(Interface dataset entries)
********

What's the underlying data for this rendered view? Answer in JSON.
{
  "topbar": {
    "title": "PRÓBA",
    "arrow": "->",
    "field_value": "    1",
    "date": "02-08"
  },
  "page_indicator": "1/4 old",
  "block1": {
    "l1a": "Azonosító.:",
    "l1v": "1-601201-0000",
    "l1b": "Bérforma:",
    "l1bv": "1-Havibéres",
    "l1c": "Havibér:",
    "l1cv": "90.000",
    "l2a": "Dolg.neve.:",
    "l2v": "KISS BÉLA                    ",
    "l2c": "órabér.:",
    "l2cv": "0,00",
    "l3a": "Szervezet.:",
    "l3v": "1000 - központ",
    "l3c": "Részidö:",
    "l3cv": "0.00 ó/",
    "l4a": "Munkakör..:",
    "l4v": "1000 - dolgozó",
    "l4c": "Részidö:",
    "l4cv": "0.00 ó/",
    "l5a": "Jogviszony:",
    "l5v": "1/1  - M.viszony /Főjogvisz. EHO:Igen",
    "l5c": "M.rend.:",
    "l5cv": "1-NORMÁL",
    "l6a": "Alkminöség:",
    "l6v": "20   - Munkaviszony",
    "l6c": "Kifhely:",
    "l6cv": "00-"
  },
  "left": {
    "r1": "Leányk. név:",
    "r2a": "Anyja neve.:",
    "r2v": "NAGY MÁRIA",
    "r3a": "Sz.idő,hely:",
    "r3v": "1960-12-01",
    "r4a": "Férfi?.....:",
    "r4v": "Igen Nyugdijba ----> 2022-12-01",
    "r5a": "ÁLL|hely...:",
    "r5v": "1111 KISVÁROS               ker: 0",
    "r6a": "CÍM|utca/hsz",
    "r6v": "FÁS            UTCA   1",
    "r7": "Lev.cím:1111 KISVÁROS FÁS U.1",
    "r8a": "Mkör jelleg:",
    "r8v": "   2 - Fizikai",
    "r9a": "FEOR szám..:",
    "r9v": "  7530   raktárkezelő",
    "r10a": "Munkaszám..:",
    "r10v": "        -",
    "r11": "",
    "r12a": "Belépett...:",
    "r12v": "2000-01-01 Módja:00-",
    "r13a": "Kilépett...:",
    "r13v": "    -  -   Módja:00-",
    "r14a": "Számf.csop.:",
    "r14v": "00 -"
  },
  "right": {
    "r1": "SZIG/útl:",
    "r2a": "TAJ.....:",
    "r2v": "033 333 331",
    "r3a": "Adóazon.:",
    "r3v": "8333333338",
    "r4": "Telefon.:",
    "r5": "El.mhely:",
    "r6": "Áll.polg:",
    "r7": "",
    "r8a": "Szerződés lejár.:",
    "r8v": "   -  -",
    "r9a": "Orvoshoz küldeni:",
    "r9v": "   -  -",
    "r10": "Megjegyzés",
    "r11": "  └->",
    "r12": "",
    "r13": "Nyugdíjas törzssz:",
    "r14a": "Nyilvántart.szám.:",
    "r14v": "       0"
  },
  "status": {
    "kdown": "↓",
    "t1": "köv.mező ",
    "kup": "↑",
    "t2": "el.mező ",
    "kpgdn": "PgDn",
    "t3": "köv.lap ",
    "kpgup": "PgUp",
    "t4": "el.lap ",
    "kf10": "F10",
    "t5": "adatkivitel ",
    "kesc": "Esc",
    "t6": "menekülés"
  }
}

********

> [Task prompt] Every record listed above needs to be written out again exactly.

> [Your response]
What's the underlying data for this rendered view? Answer in JSON.
{
  "topbar": {
    "title": "PRÓBA",
    "arrow": "->",
    "field_value": "    1",
    "date": "02-08"
  },
  "page_indicator": "1/4 old",
  "block1": {
    "l1a": "Azonosító.:",
    "l1v": "1-601201-0000",
    "l1b": "Bérforma:",
    "l1bv": "1-Havibéres",
    "l1c": "Havibér:",
    "l1cv": "90.000",
    "l2a": "Dolg.neve.:",
    "l2v": "KISS BÉLA                    ",
    "l2c": "órabér.:",
    "l2cv": "0,00",
    "l3a": "Szervezet.:",
    "l3v": "1000 - központ",
    "l3c": "Részidö:",
    "l3cv": "0.00 ó/",
    "l4a": "Munkakör..:",
    "l4v": "1000 - dolgozó",
    "l4c": "Részidö:",
    "l4cv": "0.00 ó/",
    "l5a": "Jogviszony:",
    "l5v": "1/1  - M.viszony /Főjogvisz. EHO:Igen",
    "l5c": "M.rend.:",
    "l5cv": "1-NORMÁL",
    "l6a": "Alkminöség:",
    "l6v": "20   - Munkaviszony",
    "l6c": "Kifhely:",
    "l6cv": "00-"
  },
  "left": {
    "r1": "Leányk. név:",
    "r2a": "Anyja neve.:",
    "r2v": "NAGY MÁRIA",
    "r3a": "Sz.idő,hely:",
    "r3v": "1960-12-01",
    "r4a": "Férfi?.....:",
    "r4v": "Igen Nyugdijba ----> 2022-12-01",
    "r5a": "ÁLL|hely...:",
    "r5v": "1111 KISVÁROS               ker: 0",
    "r6a": "CÍM|utca/hsz",
    "r6v": "FÁS            UTCA   1",
    "r7": "Lev.cím:1111 KISVÁROS FÁS U.1",
    "r8a": "Mkör jelleg:",
    "r8v": "   2 - Fizikai",
    "r9a": "FEOR szám..:",
    "r9v": "  7530   raktárkezelő",
    "r10a": "Munkaszám..:",
    "r10v": "        -",
    "r11": "",
    "r12a": "Belépett...:",
    "r12v": "2000-01-01 Módja:00-",
    "r13a": "Kilépett...:",
    "r13v": "    -  -   Módja:00-",
    "r14a": "Számf.csop.:",
    "r14v": "00 -"
  },
  "right": {
    "r1": "SZIG/útl:",
    "r2a": "TAJ.....:",
    "r2v": "033 333 331",
    "r3a": "Adóazon.:",
    "r3v": "8333333338",
    "r4": "Telefon.:",
    "r5": "El.mhely:",
    "r6": "Áll.polg:",
    "r7": "",
    "r8a": "Szerződés lejár.:",
    "r8v": "   -  -",
    "r9a": "Orvoshoz küldeni:",
    "r9v": "   -  -",
    "r10": "Megjegyzés",
    "r11": "  └->",
    "r12": "",
    "r13": "Nyugdíjas törzssz:",
    "r14a": "Nyilvántart.szám.:",
    "r14v": "       0"
  },
  "status": {
    "kdown": "↓",
    "t1": "köv.mező ",
    "kup": "↑",
    "t2": "el.mező ",
    "kpgdn": "PgDn",
    "t3": "köv.lap ",
    "kpgup": "PgUp",
    "t4": "el.lap ",
    "kf10": "F10",
    "t5": "adatkivitel ",
    "kesc": "Esc",
    "t6": "menekülés"
  }
}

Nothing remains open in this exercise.